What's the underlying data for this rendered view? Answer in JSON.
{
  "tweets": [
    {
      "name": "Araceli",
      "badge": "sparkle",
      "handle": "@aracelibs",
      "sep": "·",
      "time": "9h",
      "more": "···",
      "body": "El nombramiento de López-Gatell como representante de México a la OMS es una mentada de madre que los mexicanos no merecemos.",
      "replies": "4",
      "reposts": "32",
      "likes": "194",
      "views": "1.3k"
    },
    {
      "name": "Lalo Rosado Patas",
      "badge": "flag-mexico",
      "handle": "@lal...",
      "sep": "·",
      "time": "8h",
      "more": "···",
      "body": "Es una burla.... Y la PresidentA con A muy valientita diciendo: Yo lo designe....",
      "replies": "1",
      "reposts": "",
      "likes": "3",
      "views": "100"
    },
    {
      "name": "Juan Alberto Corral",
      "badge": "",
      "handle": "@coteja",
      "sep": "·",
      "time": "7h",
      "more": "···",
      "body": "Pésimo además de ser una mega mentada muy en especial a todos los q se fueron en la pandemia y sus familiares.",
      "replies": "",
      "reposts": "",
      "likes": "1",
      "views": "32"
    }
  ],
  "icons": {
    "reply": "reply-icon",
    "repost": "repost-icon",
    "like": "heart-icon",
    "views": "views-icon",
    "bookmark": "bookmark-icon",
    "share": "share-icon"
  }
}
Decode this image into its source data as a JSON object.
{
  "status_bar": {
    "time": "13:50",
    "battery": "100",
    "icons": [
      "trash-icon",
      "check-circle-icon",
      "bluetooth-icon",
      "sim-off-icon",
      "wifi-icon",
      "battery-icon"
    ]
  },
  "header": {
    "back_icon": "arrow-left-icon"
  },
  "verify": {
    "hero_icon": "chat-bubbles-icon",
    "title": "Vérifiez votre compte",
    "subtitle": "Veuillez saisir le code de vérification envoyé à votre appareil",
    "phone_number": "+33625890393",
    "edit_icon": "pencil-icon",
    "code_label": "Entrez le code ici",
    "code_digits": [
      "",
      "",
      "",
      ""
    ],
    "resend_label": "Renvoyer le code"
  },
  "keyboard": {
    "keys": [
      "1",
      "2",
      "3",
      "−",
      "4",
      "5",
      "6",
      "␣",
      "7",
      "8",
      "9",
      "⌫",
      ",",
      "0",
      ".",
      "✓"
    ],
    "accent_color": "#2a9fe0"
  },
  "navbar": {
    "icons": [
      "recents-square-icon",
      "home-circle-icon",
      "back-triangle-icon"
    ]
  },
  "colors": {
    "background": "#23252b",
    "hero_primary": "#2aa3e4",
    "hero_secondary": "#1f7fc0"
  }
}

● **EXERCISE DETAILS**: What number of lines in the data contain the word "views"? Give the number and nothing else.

● **RESPONSE FOR THIS EXERCISE**: 4